Irises should have finished flowering by now, so its the perfect time to split them and increase your stocks. Lift them carefully trying not to damage the roots. Split it into sections, each of which has a shoot and a section of root. Cut the leaves back by about two thirds and pot them up so the fleshy roots are just on the surface, with the fibrous ones buried. They should have rooted and be ready for planting out by the autumn.

Plant autumn flowering bulbs

Gardening jobs for July: Plant autumn flowering bulbs
Plant autumn flowering bulbs

Gardeners always seem to spend their time thinking about the next season approaching. One thing I regularly forget is to plant autumn flowering bulbs like colchicum and sternbergia. They will need to be planted this month, so spot any areas where you think they might look good in the autumn and get your orders in.

Collect seeds

Gardening jobs for July: Collect seeds
Collect seeds

Early flowering annuals like calendula, poppies and nigella will start to produce seedheads this month. Collect them as they ripen and put them in labelled paper bags ready to use to grow next years plants.

Gardening jobs for your lawn

Lift mower blades

During dry spells it’s best to lift the mower blades and leave the grass slightly longer. It should help to avoid it become too stressed in the heat.

Keep watering any newly seeded or turfed patches

Gardening jobs for July: Keep watering any newly seeded or turfed patches
Keep watering any newly seeded or turfed patches

Any patches of grass that were repaired with new seed or turf in the spring will need to be kept well watered during the warm dry months of the summer. Soak them once or twice a week rather than giving them a sprinkling every day.

Brush away anthills

Gardening jobs for July: Brush away anthills
Brush away anthills

During hot days ants will often clear out debris from the nests. You might spot small amounts of fine soil on the lawn. Simply use a broom to distribute the fine soil before mowing. This will also encourage them to set up their nests elsewhere. It’s not worth the effort trying to treat them with any chemicals as they are pretty mobile and tend to move around fairly regularly.

Gardening jobs in your greenhouse

Sow winter bedding

Gardening jobs for July: Sow winter bedding
Sow winter bedding

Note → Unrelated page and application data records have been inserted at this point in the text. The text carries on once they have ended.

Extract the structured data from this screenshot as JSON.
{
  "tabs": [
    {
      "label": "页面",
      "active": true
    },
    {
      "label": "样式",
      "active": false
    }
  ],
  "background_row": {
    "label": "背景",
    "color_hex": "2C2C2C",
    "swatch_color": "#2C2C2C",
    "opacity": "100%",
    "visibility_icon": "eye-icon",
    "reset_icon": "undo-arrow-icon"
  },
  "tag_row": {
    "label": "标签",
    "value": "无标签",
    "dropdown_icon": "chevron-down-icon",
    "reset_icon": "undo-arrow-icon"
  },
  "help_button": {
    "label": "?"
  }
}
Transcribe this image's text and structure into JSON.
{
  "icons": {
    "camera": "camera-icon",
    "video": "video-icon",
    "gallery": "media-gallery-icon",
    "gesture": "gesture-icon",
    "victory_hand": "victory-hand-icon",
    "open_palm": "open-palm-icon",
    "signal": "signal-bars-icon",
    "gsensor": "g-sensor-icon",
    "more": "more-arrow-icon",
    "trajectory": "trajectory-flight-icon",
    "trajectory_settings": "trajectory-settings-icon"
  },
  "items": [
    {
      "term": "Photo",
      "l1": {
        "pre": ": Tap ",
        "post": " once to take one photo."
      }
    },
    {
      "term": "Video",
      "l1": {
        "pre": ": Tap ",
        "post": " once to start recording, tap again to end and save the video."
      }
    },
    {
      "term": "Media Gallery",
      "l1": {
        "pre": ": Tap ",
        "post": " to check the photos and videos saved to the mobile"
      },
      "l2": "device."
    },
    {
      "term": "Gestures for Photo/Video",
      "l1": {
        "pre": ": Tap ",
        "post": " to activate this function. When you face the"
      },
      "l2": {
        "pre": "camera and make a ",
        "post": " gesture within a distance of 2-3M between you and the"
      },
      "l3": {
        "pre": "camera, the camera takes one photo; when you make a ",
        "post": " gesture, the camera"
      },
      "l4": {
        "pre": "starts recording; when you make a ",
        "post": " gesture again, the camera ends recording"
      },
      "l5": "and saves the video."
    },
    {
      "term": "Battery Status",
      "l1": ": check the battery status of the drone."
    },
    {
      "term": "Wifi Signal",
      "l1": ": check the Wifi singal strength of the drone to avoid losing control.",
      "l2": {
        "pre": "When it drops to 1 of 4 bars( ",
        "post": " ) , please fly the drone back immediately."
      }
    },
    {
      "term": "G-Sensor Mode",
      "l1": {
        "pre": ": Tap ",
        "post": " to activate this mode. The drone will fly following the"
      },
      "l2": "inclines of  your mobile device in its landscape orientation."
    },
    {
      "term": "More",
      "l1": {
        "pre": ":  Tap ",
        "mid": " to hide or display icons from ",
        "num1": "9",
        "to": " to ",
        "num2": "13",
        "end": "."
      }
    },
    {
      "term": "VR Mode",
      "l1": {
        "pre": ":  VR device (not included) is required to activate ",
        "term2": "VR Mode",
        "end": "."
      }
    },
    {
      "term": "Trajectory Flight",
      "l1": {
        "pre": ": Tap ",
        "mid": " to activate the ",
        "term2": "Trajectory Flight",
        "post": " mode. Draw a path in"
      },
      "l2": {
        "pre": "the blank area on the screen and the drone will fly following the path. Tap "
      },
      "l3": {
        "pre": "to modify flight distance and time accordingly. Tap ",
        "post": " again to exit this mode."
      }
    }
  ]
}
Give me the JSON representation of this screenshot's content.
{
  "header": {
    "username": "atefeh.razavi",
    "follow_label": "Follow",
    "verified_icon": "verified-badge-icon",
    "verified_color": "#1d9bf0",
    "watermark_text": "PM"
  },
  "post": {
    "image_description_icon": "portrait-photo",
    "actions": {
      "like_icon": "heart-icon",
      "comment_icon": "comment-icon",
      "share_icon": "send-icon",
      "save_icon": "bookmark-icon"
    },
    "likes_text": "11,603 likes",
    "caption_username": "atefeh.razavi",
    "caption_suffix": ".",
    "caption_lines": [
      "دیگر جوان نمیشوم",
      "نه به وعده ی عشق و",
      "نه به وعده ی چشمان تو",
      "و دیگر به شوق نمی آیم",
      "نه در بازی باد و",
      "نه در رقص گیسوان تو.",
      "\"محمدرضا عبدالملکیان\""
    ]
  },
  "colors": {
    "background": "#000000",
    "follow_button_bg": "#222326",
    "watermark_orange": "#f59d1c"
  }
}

It may seem like an odd time to be thinking about winter, but if you want pansies and violas in your garden this winter, now is the time to start sowing them. The small seeds can be scattered on to the surface of compost and covered lightly with a layer of vermiculite. They will germinate in a week or two and be ready for pricking out into separate pots within a month.

Train tomatoes

Gardening jobs for July: Train tomatoes
Train tomatoes

The tomatoes will be growing quickly now. They will need tying into supports regularly to keep them upright. Determinate (bush) types will only get to around 1-1.5m, but put on lot of side branches. Indeterminate (cordon) types will continue growing as long as you allow them too so need a different treatment. Remove any side shoots as they develop and once the plant has put on 4-5 trusses of fruit, nip the end. There’s no point having any more fruit as they are unlikely to ripen.

Gardening jobs: Pests and diseases

Raspberry beetle

Gardening jobs for July: Raspberry beetle
Raspberry beetle

Summer fruiting raspberries will sometimes appear grey, brown or a bit mouldy at the top edges. This is caused by the grubs of the raspberry beetle. You can use pyrethrum based spray to eradicate them, or a hormone trap to capture adults before they lay their young on your fruit.